(In reply to Markus Stange [:mstange] from comment #3)
(In reply to Glenn Watson [:gw] from comment #1)
Created attachment 9120387 [details]
Bug 1608741 - Fix reftest failures in DirectComposition mode with virtual surfaces.
In some cases, DC shows inaccuracies (pixel values might be off by
1 or 2) in reftests when virtual surfaces API is enabled. This is
due to the DC root visual having bilinear filtering enabled.
I wonder whether this is exacerbated by the large coordinates we use for virtual surfaces. It would be interesting to see if these artifacts happen less frequently with a smaller
For the remaining failures, do we know why these artifacts happen differently for the test and the reference? Do the two cases have different tile positions or tile opaqueness?
I think it's important to fix this rather than fuzzing it away. I would imagine that for example people who write layout reftests would be very confused if they needed to add fuzz to their test even if they use only graphics features that do not require fuzz traditionally. And worse, it would be a big waste of time if they started debugging the cause of the fuzz, only to find out that the tile content was perfectly fine but the failure was introduced at the OS compositing level.
VIRTUAL_OFFSET to a small number was the first thing I tried, and it had no effect, unfortunately (I tried 8192 and also 0). I also tried removing all the calls to
Trim which is the other virtual-surface-specific API that we use, and that had no effect either.
I suspect what is happening is that the tiles with valid pixels end up being at different locations within a surface (due to allocation patterns), and that texturing from those different UVs results in very slight inaccuracies in some cases. I suspect this because we see the exact same behavior in wrench with the texture cache on various rasterizers (we clear the texture cache between wrench tests to mitigate this).

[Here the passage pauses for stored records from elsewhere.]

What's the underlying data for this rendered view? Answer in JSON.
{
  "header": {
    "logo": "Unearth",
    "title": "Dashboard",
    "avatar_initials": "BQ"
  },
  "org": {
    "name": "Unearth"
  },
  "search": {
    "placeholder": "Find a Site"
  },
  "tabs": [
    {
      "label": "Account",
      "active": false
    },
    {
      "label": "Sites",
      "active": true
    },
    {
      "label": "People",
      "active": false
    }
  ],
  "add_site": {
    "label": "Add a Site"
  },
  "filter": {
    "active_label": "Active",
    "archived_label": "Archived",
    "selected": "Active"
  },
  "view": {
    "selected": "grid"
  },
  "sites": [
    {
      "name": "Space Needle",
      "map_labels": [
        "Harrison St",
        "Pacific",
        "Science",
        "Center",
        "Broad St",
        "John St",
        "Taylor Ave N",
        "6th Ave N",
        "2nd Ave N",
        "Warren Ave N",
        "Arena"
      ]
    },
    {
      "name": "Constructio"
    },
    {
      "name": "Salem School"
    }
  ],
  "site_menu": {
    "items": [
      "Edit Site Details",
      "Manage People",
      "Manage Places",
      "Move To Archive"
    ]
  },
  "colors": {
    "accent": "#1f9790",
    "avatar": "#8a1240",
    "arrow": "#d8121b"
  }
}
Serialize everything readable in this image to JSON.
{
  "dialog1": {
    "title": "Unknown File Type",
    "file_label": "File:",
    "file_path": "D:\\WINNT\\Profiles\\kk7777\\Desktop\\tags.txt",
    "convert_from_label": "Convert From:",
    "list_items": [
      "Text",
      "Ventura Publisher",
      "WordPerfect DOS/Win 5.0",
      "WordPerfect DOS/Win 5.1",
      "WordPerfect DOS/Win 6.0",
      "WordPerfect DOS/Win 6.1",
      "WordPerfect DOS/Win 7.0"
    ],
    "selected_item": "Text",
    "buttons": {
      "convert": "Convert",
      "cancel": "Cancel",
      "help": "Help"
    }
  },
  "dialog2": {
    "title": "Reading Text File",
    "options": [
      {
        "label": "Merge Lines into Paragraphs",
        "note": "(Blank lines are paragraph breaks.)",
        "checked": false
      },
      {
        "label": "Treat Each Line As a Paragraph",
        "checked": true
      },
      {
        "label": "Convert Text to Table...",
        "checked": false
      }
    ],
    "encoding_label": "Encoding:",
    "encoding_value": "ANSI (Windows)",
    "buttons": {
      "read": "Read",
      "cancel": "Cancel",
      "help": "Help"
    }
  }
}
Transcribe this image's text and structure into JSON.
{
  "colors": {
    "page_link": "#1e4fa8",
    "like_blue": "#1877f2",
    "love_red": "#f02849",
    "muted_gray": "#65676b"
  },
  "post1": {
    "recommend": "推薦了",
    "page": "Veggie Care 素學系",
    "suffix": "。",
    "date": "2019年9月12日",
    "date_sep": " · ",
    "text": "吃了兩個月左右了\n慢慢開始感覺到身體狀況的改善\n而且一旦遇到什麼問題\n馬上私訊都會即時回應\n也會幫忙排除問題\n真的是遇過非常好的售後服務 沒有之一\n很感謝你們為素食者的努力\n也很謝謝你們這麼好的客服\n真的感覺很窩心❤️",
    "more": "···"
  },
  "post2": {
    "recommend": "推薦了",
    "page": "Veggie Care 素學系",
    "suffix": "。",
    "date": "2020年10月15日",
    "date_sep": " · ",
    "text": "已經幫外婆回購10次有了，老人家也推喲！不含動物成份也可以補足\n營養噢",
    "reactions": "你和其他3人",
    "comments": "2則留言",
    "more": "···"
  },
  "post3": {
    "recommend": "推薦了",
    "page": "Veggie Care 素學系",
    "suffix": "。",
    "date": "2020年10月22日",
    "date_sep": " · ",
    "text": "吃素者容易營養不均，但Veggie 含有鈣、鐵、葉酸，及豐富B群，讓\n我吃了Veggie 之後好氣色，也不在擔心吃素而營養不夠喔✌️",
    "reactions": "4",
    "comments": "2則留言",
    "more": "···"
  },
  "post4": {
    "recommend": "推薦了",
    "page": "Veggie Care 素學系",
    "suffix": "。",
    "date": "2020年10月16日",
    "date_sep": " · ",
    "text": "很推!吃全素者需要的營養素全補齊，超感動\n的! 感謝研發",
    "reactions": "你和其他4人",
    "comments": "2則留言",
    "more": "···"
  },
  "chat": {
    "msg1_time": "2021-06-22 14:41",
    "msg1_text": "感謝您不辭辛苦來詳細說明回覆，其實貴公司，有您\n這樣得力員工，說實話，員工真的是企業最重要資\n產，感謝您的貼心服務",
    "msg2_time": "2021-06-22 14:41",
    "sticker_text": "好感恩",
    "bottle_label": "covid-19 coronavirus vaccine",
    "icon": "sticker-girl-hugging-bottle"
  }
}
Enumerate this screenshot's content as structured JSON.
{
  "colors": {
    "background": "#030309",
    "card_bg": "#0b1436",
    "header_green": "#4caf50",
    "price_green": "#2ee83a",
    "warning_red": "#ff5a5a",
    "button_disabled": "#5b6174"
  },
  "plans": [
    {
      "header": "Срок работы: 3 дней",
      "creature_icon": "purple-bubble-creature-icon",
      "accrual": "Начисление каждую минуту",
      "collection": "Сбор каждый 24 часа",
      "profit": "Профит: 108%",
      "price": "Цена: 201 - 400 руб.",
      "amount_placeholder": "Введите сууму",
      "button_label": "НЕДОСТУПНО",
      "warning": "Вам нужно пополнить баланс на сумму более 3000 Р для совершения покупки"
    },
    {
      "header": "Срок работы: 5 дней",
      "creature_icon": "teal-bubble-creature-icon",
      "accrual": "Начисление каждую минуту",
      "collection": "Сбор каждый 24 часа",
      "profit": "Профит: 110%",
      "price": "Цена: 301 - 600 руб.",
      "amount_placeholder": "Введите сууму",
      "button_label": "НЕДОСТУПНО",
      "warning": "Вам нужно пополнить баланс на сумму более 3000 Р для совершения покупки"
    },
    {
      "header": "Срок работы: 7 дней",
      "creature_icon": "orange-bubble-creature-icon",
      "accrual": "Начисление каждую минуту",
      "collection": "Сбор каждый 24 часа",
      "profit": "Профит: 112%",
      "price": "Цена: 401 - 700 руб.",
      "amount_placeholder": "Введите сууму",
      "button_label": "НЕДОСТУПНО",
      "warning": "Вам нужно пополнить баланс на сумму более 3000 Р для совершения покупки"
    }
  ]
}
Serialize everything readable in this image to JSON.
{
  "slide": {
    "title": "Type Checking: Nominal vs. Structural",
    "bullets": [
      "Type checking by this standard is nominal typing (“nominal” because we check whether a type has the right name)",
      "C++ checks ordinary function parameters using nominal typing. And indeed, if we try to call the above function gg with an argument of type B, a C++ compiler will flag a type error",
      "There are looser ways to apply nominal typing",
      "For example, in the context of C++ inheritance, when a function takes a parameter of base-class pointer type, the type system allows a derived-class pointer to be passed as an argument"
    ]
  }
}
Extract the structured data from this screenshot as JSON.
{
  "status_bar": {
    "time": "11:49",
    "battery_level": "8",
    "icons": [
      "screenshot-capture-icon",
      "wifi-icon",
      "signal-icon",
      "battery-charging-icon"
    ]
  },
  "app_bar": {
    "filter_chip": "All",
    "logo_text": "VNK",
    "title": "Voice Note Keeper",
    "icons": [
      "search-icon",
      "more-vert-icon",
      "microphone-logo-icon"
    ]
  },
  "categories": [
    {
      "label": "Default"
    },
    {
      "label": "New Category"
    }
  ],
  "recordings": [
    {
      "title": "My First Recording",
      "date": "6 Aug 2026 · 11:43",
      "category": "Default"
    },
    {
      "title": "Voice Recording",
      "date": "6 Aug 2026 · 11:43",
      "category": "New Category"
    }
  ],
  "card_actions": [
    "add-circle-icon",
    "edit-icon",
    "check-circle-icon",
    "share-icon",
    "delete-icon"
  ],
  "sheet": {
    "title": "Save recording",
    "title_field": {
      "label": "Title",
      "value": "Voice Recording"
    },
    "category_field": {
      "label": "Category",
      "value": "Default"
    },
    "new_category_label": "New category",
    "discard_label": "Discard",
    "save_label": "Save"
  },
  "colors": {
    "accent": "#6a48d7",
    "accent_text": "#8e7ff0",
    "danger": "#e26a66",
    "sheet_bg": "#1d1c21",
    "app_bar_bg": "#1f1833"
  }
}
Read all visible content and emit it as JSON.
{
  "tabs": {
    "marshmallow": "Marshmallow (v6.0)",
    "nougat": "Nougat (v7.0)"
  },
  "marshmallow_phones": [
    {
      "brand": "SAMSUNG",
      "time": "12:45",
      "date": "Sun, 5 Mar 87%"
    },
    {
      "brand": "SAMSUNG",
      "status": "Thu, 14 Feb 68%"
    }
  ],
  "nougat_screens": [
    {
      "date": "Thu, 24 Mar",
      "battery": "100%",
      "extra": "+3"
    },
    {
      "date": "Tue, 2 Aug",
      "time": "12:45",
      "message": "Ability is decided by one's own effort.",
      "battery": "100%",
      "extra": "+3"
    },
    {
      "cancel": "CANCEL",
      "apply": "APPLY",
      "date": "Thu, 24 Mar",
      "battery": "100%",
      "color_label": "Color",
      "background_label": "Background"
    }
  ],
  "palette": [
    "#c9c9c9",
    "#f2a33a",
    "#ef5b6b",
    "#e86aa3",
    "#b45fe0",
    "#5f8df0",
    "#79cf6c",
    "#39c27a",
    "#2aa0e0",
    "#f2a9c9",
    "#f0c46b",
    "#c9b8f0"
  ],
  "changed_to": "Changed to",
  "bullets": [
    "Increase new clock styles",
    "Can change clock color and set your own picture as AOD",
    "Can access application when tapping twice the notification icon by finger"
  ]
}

Having said that, I totally agree that fuzzing is not desirable here. I'm going to spend another 1-2 days investigating it to try and determine the exact root cause - it might simply be that we're not correctly rounding a value passed to DC somewhere, or something like that, hopefully!